Missed Out

As I have grown older, I realized that I was missing out on something special. From 1991 to now there have been alot of new stadiums built in baseball, which means lots of opportunity to go see new ones, but also means some that will be considered classics one day have been missed. Some of the ones replaced were in need of it, and were very basic, cookie cutter stadiums. Others, while old and outdated, were classics already. I will not let the new wave of stadiums pass me by this time. I am dedicated to seeing them all.

While some of these classics are before my time, I sit and wonder what it would have been like to see a game at some of these classic domains. I love the look of some of the classics and am learning more about them daily.

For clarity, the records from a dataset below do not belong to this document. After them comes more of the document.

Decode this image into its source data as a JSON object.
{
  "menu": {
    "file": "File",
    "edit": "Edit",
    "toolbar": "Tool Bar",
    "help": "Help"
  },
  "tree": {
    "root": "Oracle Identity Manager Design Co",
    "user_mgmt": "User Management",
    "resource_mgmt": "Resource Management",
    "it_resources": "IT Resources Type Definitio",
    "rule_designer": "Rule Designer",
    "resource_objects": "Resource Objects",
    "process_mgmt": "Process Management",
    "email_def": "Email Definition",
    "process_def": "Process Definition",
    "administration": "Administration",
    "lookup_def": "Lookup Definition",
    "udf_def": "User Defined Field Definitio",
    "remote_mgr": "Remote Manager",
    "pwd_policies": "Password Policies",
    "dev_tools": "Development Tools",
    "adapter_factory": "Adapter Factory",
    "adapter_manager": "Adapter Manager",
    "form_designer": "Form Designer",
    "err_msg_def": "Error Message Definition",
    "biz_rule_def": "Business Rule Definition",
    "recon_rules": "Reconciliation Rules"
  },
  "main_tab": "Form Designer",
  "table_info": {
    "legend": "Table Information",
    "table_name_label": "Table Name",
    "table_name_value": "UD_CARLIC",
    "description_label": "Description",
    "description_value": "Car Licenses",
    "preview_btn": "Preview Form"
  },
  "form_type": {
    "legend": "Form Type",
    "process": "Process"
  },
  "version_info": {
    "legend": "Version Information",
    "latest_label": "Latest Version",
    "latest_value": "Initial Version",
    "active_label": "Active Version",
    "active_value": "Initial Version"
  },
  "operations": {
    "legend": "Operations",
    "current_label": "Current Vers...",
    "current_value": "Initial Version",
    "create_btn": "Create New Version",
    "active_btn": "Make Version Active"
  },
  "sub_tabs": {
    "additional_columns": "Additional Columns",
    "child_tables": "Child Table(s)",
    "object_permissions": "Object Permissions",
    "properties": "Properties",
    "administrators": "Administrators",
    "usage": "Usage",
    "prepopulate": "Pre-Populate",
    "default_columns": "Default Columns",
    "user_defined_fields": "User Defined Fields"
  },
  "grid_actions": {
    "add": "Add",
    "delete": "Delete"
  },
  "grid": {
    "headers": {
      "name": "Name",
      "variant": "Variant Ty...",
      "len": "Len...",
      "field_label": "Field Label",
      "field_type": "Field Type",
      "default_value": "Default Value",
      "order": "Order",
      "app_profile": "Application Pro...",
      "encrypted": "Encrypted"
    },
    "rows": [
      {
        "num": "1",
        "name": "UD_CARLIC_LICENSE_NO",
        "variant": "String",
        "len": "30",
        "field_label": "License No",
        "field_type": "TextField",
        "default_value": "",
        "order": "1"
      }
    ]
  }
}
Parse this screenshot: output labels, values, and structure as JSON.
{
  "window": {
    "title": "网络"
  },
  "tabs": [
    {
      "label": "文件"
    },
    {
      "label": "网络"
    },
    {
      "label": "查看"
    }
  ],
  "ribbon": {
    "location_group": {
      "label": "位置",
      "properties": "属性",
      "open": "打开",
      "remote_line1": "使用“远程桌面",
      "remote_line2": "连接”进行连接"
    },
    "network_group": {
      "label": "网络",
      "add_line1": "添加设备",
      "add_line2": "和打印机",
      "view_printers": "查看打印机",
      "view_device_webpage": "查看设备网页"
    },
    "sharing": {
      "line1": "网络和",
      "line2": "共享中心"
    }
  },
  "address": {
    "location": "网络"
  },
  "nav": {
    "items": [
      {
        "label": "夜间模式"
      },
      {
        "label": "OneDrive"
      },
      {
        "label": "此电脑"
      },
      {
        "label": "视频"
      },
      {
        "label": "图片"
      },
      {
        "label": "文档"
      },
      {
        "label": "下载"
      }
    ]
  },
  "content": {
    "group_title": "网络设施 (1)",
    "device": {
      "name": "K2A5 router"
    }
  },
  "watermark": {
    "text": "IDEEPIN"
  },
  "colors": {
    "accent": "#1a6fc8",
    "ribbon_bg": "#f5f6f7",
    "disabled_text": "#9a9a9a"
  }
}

Monday, August 30, 2010

Forbes Field, Pittsburgh PA

Forbes Field was the home of the Pittsburgh Pirates from 1909 through 1971. They shared the stadium with the Steelers. The Pitt Panthers football team also used it from 1909 to 1924. The stadium was made of concrete and steel (one of the first of its kind) in order to increase its lifespan. The Pirates played in 4 World Series while at Forbes Field, winning 3: 1909, 1925 and 1960.

The Bucs owner hated cheap home runs and vowed he'd have none in his park, which led him to design a large playing field for Forbes Field. The original distances to the outfield fence in left, center, and right field were 360 feet, 462 feet, and 376 feet respectively.Later, the right field went from 376 feet to 300 feet, but a 28-foot high screen to limit home runs was erected. With such a large outfield space, triples and inside-the-park home runs were common. The Pirates hit a record eight triples in a single game.

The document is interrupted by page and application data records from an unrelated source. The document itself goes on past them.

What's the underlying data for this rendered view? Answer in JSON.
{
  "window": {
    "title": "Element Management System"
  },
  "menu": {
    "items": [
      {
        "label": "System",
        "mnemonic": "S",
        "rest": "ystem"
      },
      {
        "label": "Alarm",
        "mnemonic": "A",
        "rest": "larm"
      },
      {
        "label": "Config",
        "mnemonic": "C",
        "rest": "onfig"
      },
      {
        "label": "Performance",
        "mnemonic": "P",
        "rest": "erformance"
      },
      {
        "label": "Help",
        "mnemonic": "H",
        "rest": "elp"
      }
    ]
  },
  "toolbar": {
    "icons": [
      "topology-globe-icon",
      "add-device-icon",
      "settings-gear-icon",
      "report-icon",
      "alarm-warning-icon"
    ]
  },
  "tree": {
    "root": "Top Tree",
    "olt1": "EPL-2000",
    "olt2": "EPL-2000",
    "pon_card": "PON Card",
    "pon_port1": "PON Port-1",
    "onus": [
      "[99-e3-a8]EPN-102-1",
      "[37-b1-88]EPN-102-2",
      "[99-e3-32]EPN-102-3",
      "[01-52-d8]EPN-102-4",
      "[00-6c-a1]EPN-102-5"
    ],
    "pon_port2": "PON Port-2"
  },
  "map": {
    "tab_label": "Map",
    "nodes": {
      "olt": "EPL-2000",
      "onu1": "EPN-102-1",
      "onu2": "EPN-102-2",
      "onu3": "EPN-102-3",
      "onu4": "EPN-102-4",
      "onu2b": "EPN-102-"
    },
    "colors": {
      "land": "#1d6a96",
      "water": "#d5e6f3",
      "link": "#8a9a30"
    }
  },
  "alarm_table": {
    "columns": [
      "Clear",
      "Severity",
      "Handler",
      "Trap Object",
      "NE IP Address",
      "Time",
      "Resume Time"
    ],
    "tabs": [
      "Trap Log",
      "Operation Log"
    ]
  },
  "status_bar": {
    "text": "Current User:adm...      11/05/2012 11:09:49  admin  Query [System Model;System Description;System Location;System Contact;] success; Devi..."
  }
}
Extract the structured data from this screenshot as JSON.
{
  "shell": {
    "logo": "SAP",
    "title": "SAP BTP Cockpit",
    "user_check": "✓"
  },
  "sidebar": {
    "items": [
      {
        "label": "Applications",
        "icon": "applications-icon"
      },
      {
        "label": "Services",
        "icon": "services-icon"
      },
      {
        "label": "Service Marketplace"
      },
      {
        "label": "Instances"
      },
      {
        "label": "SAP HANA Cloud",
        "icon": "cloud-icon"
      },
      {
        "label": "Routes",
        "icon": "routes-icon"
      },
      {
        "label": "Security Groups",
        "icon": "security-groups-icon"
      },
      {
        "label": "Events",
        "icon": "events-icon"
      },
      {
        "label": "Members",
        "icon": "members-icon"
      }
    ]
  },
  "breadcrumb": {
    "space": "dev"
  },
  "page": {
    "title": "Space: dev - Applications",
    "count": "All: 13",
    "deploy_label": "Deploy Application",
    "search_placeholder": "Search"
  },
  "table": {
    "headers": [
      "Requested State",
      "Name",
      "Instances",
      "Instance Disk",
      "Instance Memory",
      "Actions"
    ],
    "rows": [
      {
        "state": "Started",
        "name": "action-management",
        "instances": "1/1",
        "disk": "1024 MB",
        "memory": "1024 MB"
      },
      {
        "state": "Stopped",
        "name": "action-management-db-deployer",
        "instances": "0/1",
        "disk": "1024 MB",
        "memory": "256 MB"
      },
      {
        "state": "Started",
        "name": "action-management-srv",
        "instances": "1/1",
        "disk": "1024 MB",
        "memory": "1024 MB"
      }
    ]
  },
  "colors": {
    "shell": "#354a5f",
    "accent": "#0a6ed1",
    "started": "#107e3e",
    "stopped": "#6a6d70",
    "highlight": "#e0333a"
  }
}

On opening day, 1909, ticket prices ranged from $1.25 for box seats and $1 for reserved grand stand sections. Temporary bleachers were set up for the occasion and cost $0.50. These prices were considered high for the day.

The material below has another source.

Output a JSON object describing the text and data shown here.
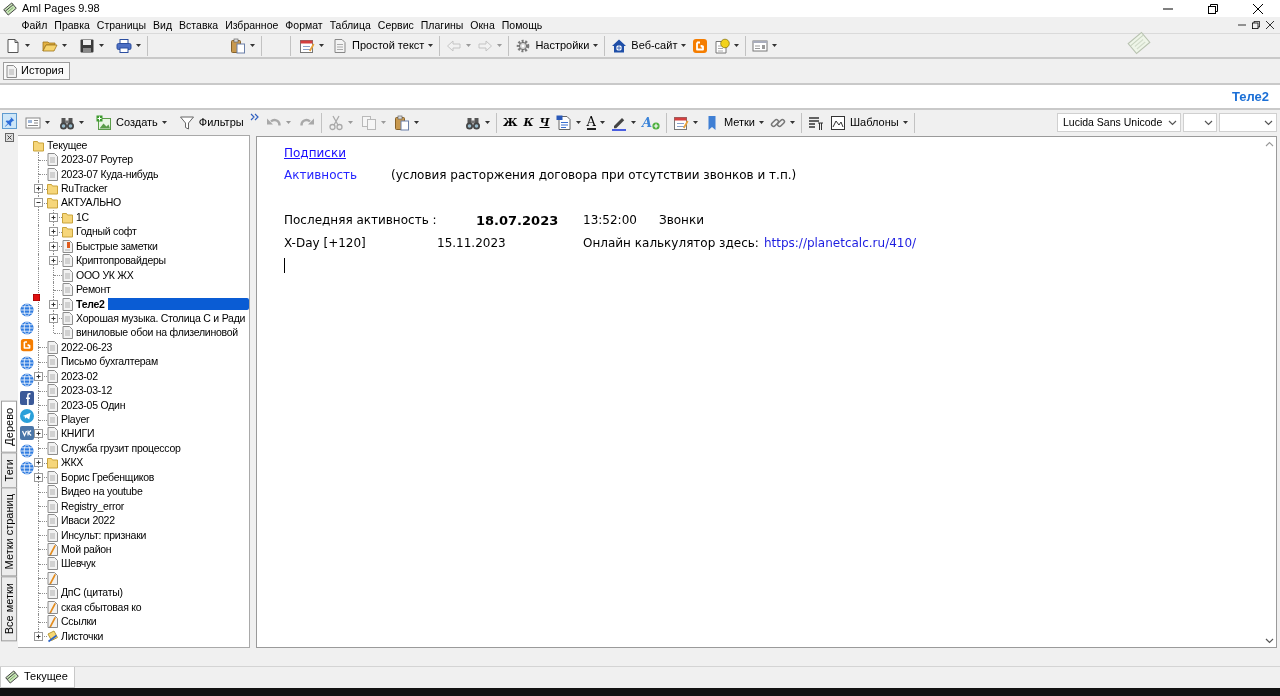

The left and center field walls had ivy on them, and this is the only pic I could find of it. I cannot find any history of when the ivy was put in, but being a Cub/Wrigley fan, the ivy is interesting.


  1. I think the ivy was planted circa 1938 when Bill Veeck ran the team. I think he even helped do the work.

  2. Hey...my mistake. I thought I was looking at a pic of Wrigley Field.